Top A-level Economics revision tips
October 28, 2016
Studying for you’re A-levels Economics? Whether you’re learning the market mechanism, macroeconomic policy, or the price determination, follow these top revision tips to achieve those top grade.
What I mean by early is weeks, not days before the exam. Many students leave revision to the last minute and they are not able to cover all syllabus before the exam. If you’ve just returned from home and you are still confused by production or costs, don’t leave it until the week before your A-level exam. Go over it as soon as possible and find additional resources online.
Know what you’ll need to know
First step is to print a copy of syllabus that you’re studying and ensure that it’s the right exam board. The syllabus will include everything what you need to revise so don’t waste time learning topics that they are not on the syllabus. My top tip is to read the examiner’s report! These reports are extremely useful and include details of what students from the previous year did right and wrong. Secondly, they are written by the people who will be marking your exam paper so it is worth to have a look at them.

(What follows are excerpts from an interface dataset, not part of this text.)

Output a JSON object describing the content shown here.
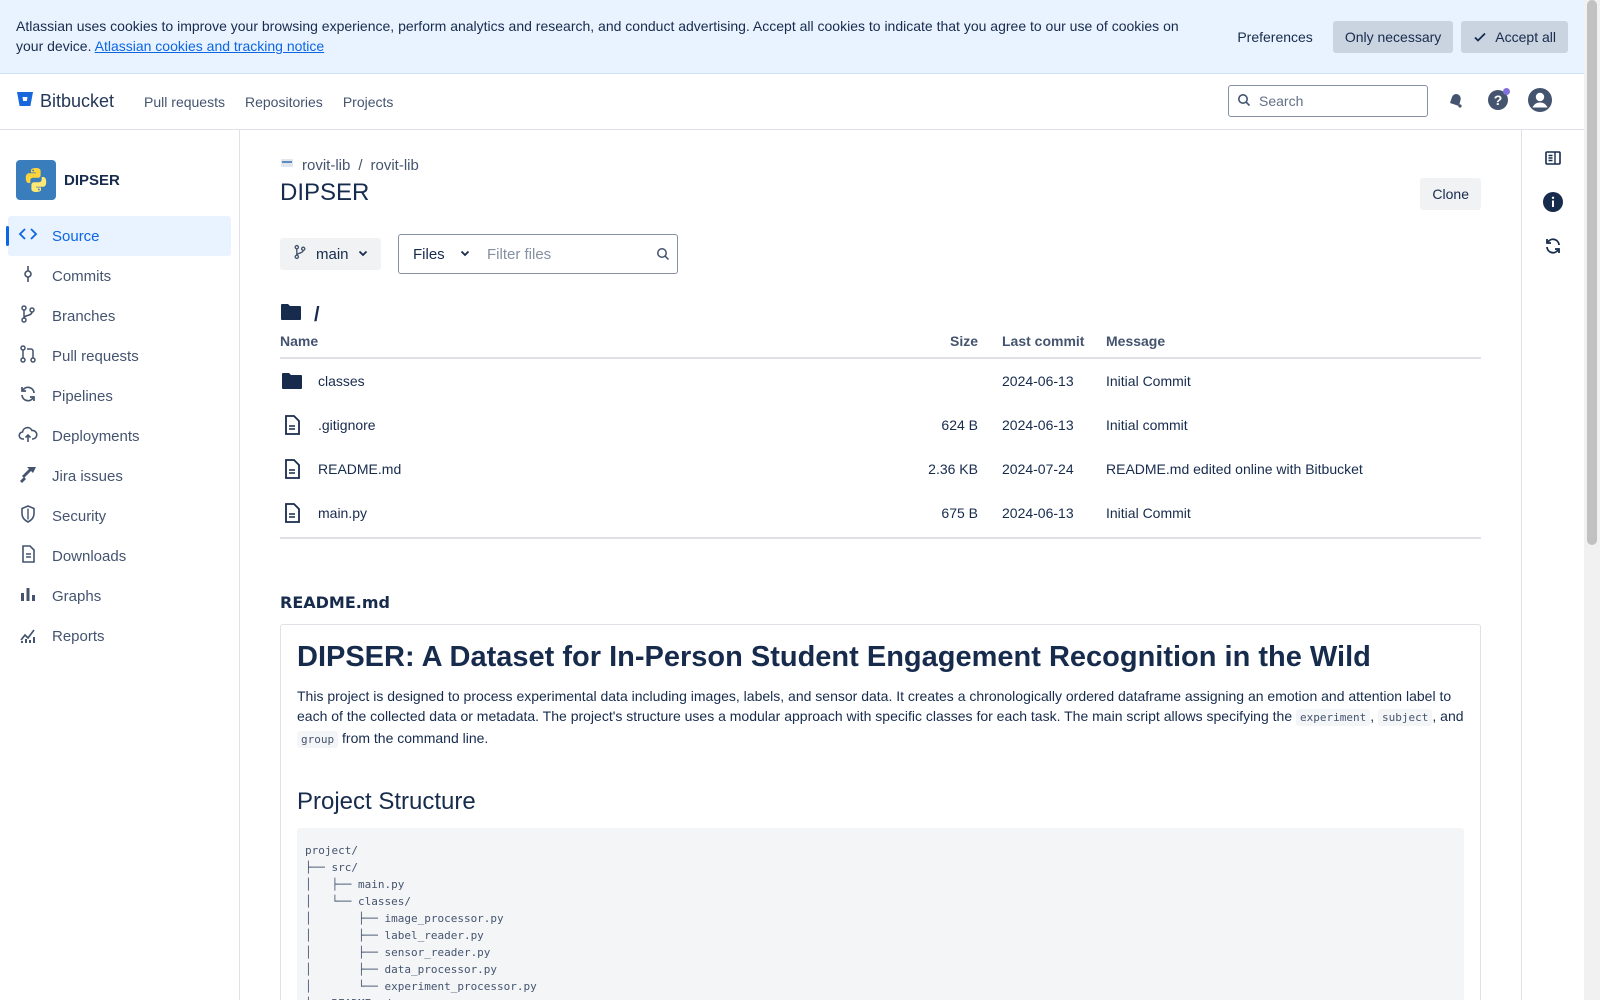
{
  "cookie": {
    "text": "Atlassian uses cookies to improve your browsing experience, perform analytics and research, and conduct advertising. Accept all cookies to indicate that you agree to our use of cookies on your device.",
    "link": "Atlassian cookies and tracking notice",
    "preferences": "Preferences",
    "only_necessary": "Only necessary",
    "accept_all": "Accept all"
  },
  "topnav": {
    "brand": "Bitbucket",
    "links": [
      "Pull requests",
      "Repositories",
      "Projects"
    ],
    "search_placeholder": "Search"
  },
  "sidebar": {
    "repo_name": "DIPSER",
    "items": [
      {
        "label": "Source",
        "icon": "code-icon",
        "active": true
      },
      {
        "label": "Commits",
        "icon": "commit-icon"
      },
      {
        "label": "Branches",
        "icon": "branch-icon"
      },
      {
        "label": "Pull requests",
        "icon": "pull-request-icon"
      },
      {
        "label": "Pipelines",
        "icon": "pipelines-icon"
      },
      {
        "label": "Deployments",
        "icon": "cloud-upload-icon"
      },
      {
        "label": "Jira issues",
        "icon": "jira-icon"
      },
      {
        "label": "Security",
        "icon": "shield-icon"
      },
      {
        "label": "Downloads",
        "icon": "document-icon"
      },
      {
        "label": "Graphs",
        "icon": "bar-chart-icon"
      },
      {
        "label": "Reports",
        "icon": "line-chart-icon"
      }
    ]
  },
  "main": {
    "breadcrumb": [
      "rovit-lib",
      "rovit-lib"
    ],
    "title": "DIPSER",
    "clone": "Clone",
    "branch": "main",
    "filter_mode": "Files",
    "filter_placeholder": "Filter files",
    "path": "/",
    "columns": {
      "name": "Name",
      "size": "Size",
      "last_commit": "Last commit",
      "message": "Message"
    },
    "files": [
      {
        "name": "classes",
        "type": "folder",
        "size": "",
        "date": "2024-06-13",
        "message": "Initial Commit"
      },
      {
        "name": ".gitignore",
        "type": "file",
        "size": "624 B",
        "date": "2024-06-13",
        "message": "Initial commit"
      },
      {
        "name": "README.md",
        "type": "file",
        "size": "2.36 KB",
        "date": "2024-07-24",
        "message": "README.md edited online with Bitbucket"
      },
      {
        "name": "main.py",
        "type": "file",
        "size": "675 B",
        "date": "2024-06-13",
        "message": "Initial Commit"
      }
    ]
  },
  "readme": {
    "label": "README.md",
    "h1": "DIPSER: A Dataset for In-Person Student Engagement Recognition in the Wild",
    "p_start": "This project is designed to process experimental data including images, labels, and sensor data. It creates a chronologically ordered dataframe assigning an emotion and attention label to each of the collected data or metadata. The project's structure uses a modular approach with specific classes for each task. The main script allows specifying the ",
    "code1": "experiment",
    "sep1": ", ",
    "code2": "subject",
    "sep2": ", and ",
    "code3": "group",
    "p_end": " from the command line.",
    "h2": "Project Structure",
    "tree": "project/\n├── src/\n│   ├── main.py\n│   └── classes/\n│       ├── image_processor.py\n│       ├── label_reader.py\n│       ├── sensor_reader.py\n│       ├── data_processor.py\n│       └── experiment_processor.py\n└── README.md"
  }
}
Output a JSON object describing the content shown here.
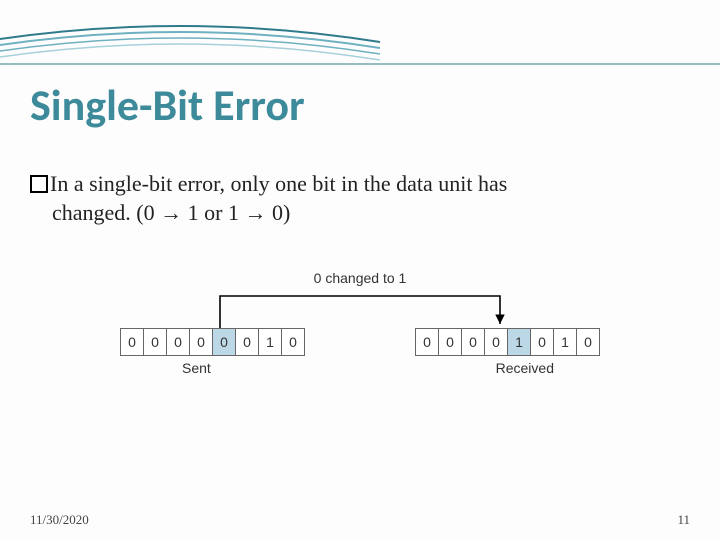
{
  "title": "Single-Bit Error",
  "body": {
    "line1": "In a single-bit error, only one bit in the data unit has",
    "line2": "changed. (0 → 1 or 1 → 0)"
  },
  "diagram": {
    "change_label": "0 changed to 1",
    "sent": {
      "bits": [
        "0",
        "0",
        "0",
        "0",
        "0",
        "0",
        "1",
        "0"
      ],
      "highlight_index": 4,
      "label": "Sent"
    },
    "received": {
      "bits": [
        "0",
        "0",
        "0",
        "0",
        "1",
        "0",
        "1",
        "0"
      ],
      "highlight_index": 4,
      "label": "Received"
    }
  },
  "footer": {
    "date": "11/30/2020",
    "page": "11"
  }
}
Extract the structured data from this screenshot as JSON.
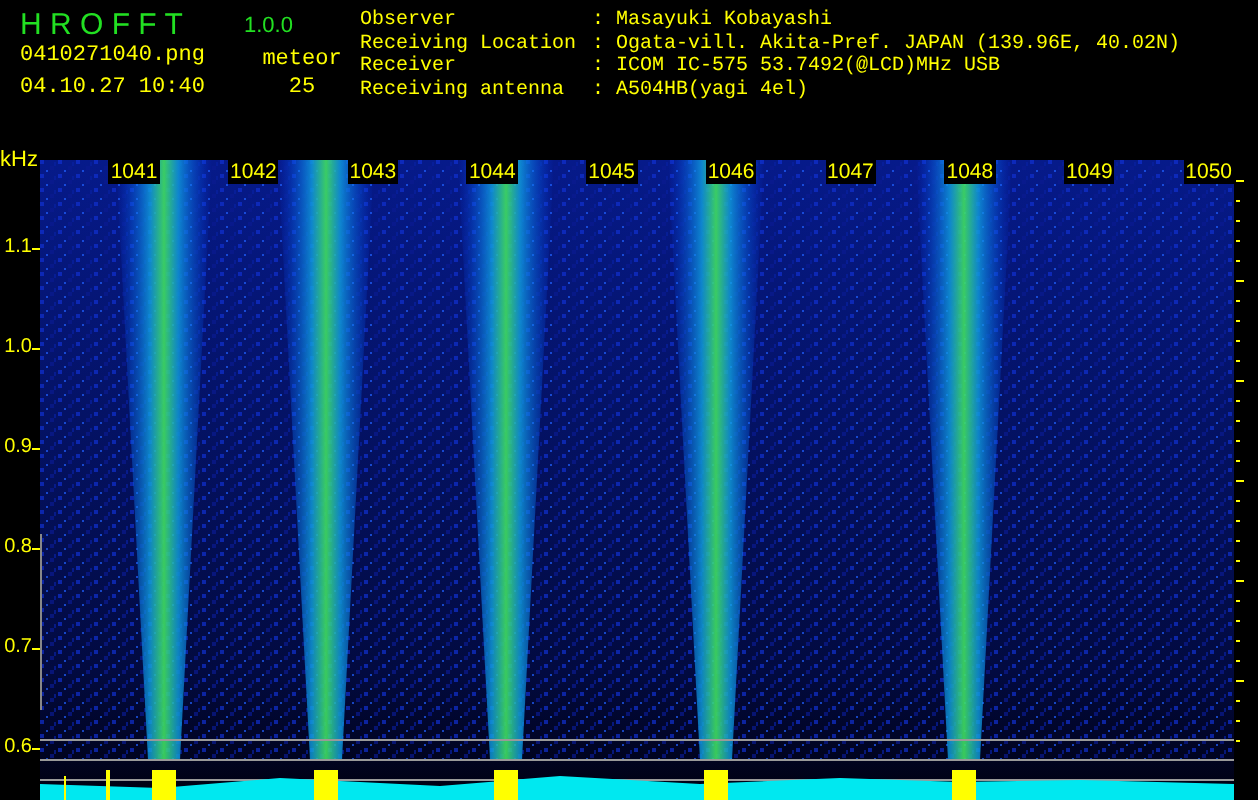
{
  "app": {
    "title": "H R O F F T",
    "version": "1.0.0"
  },
  "file": {
    "name": "0410271040.png",
    "datetime": "04.10.27 10:40"
  },
  "meteor": {
    "label": "meteor",
    "count": "25"
  },
  "info": [
    {
      "label": "Observer",
      "separator": ":",
      "value": "Masayuki Kobayashi"
    },
    {
      "label": "Receiving Location",
      "separator": ":",
      "value": "Ogata-vill. Akita-Pref. JAPAN (139.96E, 40.02N)"
    },
    {
      "label": "Receiver",
      "separator": ":",
      "value": "ICOM IC-575 53.7492(@LCD)MHz USB"
    },
    {
      "label": "Receiving antenna",
      "separator": ":",
      "value": "A504HB(yagi 4el)"
    }
  ],
  "spectrogram": {
    "y_unit": "kHz",
    "y_labels": [
      "1.1",
      "1.0",
      "0.9",
      "0.8",
      "0.7",
      "0.6"
    ],
    "time_labels": [
      "1041",
      "1042",
      "1043",
      "1044",
      "1045",
      "1046",
      "1047",
      "1048",
      "1049",
      "1050"
    ]
  }
}
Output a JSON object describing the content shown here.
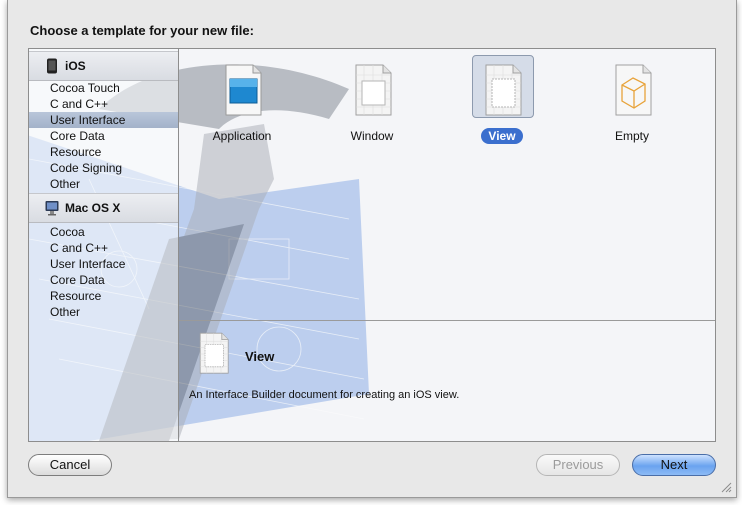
{
  "dialog": {
    "title": "Choose a template for your new file:"
  },
  "sidebar": {
    "groups": [
      {
        "label": "iOS",
        "icon": "iphone-icon",
        "items": [
          "Cocoa Touch",
          "C and C++",
          "User Interface",
          "Core Data",
          "Resource",
          "Code Signing",
          "Other"
        ],
        "selected": "User Interface"
      },
      {
        "label": "Mac OS X",
        "icon": "mac-icon",
        "items": [
          "Cocoa",
          "C and C++",
          "User Interface",
          "Core Data",
          "Resource",
          "Other"
        ]
      }
    ]
  },
  "templates": [
    {
      "label": "Application",
      "icon": "application-template-icon"
    },
    {
      "label": "Window",
      "icon": "window-template-icon"
    },
    {
      "label": "View",
      "icon": "view-template-icon",
      "selected": true
    },
    {
      "label": "Empty",
      "icon": "empty-template-icon"
    }
  ],
  "detail": {
    "name": "View",
    "description": "An Interface Builder document for creating an iOS view."
  },
  "buttons": {
    "cancel": "Cancel",
    "previous": "Previous",
    "next": "Next"
  },
  "colors": {
    "selection": "#3b6fce",
    "sidebar_selection": "#a3b2c9",
    "backdrop_blueprint": "#8fb0e6"
  }
}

Create a revision timetable and make sure you stick to it
First of all, work out how many topics you need to revise and break each topic down into shorter sections. This way, you will not feel discouraged and overwhelmed by an amount of revision you need to do. Just remember to set realistic targets as some topics might take longer to learn. In my opinion, a weekly ‘to-do’ list is always helpful. After you’ve covered a section of the syllabus, tick it off on your timetable and move to the next one. Also remember to highlight any sections that you’ve found difficult and discuss them with your tutor or teacher.
Find a good place to study
Revising in front of TV is not a good idea, no matter how much you love Big Bang Theory. Try revising in your study room, the library, kitchen, a coffee shop – whatever works for you.
Don’t get distracted by social media
It is so easy to get distracted by social media: Facebook, Twitter and others… Make sure you switch off all your social media accounts and don’t let others distract you during revision.
Simply reading page after page from a textbook is not enough to achieve top grades. Making your own notes can be slower but you’ll be able to remember more by hand writing those difficult economic definitions or drawing those complicated graphs! Revise using different resources such as videos, podcasts, documentaries or online quizzes. Personally, I would recommend using flash cards to highlight topics that you’ve found challenging or difficult to remember.
Past exam papers….
Attempt as many past papers as possible. Do them in silence and time yourself as this will be able to help you with time management. You’ll also learn how much time you’ll need to allocate to each question as this is an important part of the exam. Some students concentrate on questions for too long and they are not able to answer all of them. Time management during the exam is a key! Going through many past papers will also increase your confidence.
Revise with friends
Revising with friends is always a good idea as this is an opportunity to share a knowledge, ask questions and get answers! Go through each section and previous past exam papers.
It is important to be patient so don’t drive yourself crazy. If you don’t understand some definitions or graphs, make a note of them and come back to it later. Look for additional resources online and don’t be afraid to ask your teacher or friends.
Resources others found helpful
Perfect practice equals top grades!
Information about the BMAT including scoring, timing and question type